ENTRIES SHOWN:
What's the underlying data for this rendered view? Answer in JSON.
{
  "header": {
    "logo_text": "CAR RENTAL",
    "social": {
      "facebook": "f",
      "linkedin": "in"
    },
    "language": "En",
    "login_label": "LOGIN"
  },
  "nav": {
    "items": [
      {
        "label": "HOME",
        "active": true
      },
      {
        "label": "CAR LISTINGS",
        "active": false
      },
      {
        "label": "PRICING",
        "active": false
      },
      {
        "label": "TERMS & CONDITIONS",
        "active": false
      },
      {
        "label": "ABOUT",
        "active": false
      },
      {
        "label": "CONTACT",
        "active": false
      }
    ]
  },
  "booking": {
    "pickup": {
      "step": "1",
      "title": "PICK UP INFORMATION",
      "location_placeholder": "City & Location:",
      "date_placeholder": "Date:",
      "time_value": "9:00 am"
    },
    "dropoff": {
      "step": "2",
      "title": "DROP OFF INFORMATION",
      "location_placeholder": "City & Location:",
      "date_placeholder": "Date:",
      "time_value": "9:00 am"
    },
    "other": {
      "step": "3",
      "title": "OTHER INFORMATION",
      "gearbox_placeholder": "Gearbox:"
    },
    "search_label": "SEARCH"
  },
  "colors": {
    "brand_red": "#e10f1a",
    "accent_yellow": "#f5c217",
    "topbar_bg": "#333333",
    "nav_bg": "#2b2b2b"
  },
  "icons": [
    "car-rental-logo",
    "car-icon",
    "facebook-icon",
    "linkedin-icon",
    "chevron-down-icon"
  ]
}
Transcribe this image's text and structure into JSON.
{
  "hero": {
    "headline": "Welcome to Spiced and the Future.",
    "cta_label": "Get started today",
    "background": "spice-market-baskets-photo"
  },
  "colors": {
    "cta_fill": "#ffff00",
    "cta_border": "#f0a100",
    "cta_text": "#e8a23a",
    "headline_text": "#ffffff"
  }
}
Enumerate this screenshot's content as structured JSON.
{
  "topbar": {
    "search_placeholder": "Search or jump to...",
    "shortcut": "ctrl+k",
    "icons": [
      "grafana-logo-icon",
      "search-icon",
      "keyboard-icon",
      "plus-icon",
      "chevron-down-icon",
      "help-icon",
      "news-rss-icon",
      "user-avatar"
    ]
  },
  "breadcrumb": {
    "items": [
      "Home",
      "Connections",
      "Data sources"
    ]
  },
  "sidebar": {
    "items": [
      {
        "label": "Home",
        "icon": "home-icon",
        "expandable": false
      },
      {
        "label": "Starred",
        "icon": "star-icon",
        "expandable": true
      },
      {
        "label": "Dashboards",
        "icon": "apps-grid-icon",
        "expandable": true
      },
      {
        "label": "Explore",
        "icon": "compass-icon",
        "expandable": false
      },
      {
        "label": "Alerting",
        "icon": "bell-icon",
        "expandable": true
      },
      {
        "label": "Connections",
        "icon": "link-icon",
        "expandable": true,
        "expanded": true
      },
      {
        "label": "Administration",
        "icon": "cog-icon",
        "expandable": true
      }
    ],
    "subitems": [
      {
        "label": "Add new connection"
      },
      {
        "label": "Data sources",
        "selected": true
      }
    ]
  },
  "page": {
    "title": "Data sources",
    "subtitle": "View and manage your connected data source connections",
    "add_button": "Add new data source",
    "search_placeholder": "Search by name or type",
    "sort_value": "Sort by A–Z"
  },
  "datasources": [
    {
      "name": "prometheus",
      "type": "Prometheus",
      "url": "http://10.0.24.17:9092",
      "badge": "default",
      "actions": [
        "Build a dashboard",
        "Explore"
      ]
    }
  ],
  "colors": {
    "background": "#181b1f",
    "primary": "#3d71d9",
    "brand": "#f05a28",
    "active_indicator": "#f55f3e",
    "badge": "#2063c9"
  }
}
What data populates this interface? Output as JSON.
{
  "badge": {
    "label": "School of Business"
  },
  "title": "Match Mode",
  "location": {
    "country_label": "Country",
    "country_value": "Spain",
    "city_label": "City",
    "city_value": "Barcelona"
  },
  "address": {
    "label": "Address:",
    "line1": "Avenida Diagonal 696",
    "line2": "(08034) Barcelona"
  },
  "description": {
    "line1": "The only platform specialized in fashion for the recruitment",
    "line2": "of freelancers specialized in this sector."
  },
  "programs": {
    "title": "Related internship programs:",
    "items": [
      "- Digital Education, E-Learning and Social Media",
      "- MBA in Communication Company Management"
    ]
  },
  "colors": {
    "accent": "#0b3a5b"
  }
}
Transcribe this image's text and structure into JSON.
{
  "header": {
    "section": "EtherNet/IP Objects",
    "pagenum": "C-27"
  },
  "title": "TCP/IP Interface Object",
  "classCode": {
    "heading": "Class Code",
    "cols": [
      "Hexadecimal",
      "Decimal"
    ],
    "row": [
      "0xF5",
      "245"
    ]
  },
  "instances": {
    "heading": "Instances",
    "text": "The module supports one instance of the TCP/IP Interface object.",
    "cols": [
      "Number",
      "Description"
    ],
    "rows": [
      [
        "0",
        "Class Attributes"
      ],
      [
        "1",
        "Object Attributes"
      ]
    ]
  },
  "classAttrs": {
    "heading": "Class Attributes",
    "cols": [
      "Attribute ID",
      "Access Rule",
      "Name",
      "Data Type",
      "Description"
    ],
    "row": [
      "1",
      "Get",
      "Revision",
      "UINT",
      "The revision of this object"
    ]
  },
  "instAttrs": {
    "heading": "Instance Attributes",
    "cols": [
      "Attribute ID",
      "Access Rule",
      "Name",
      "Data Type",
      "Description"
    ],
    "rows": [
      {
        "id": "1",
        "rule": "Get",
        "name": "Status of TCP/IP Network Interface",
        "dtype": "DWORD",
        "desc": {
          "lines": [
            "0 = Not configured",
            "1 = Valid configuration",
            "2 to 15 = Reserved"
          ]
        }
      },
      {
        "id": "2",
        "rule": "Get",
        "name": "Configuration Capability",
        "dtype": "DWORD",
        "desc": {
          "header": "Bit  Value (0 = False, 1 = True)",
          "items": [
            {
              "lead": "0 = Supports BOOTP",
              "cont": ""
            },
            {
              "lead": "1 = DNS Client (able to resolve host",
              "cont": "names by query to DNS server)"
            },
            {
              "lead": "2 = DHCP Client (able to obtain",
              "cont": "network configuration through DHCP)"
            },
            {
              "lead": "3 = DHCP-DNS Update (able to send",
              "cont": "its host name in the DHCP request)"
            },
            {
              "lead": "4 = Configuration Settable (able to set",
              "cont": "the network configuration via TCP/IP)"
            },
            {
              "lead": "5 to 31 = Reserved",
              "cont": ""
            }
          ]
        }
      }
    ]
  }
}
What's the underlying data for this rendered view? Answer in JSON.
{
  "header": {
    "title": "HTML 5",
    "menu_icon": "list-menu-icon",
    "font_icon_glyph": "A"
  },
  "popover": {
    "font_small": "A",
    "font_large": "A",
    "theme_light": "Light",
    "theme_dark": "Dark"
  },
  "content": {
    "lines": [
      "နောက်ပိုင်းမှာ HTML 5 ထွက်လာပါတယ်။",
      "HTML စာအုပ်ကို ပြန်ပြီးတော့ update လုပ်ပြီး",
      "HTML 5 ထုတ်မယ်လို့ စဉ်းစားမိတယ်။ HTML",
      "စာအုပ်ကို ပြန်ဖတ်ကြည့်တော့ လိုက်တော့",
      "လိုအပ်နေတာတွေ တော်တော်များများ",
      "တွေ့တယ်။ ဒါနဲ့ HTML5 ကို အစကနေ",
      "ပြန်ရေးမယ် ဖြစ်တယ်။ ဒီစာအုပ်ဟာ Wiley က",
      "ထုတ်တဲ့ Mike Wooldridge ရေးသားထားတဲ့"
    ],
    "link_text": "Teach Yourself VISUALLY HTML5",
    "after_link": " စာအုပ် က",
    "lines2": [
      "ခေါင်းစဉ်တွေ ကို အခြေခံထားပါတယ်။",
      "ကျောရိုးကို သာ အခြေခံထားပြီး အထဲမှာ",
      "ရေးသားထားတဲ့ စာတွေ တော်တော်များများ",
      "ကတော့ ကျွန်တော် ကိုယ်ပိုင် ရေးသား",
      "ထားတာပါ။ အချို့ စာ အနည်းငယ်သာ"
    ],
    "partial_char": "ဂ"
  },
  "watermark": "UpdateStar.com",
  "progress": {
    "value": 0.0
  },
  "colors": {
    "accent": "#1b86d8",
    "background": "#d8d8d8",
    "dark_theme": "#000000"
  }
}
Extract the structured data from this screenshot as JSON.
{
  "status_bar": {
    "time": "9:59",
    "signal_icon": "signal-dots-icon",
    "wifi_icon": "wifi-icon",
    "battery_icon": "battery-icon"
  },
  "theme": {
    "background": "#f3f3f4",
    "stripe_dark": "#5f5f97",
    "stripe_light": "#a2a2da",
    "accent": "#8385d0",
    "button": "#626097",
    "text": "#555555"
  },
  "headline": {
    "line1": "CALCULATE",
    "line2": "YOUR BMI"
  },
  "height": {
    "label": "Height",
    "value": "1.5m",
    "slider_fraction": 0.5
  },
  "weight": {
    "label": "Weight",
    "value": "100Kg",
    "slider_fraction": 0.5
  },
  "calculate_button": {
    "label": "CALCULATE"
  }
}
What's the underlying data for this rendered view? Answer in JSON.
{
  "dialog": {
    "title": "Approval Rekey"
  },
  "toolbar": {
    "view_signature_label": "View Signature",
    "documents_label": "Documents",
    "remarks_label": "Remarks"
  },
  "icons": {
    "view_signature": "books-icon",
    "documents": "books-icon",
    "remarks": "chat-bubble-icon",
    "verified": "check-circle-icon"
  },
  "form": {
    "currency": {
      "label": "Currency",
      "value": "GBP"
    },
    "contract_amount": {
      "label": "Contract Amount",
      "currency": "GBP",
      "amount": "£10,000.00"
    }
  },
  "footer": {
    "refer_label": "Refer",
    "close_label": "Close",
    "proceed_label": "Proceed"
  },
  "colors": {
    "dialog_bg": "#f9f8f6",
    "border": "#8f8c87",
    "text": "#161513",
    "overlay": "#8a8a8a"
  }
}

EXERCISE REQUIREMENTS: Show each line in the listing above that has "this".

TASK SOLUTION:
What's the underlying data for this rendered view? Answer in JSON.
Transcribe this image's text and structure into JSON.
Enumerate this screenshot's content as structured JSON.
What data populates this interface? Output as JSON.
    "line2": "of freelancers specialized in this sector."
Transcribe this image's text and structure into JSON.
      "The revision of this object"
What's the underlying data for this rendered view? Answer in JSON.
Extract the structured data from this screenshot as JSON.
What's the underlying data for this rendered view? Answer in JSON.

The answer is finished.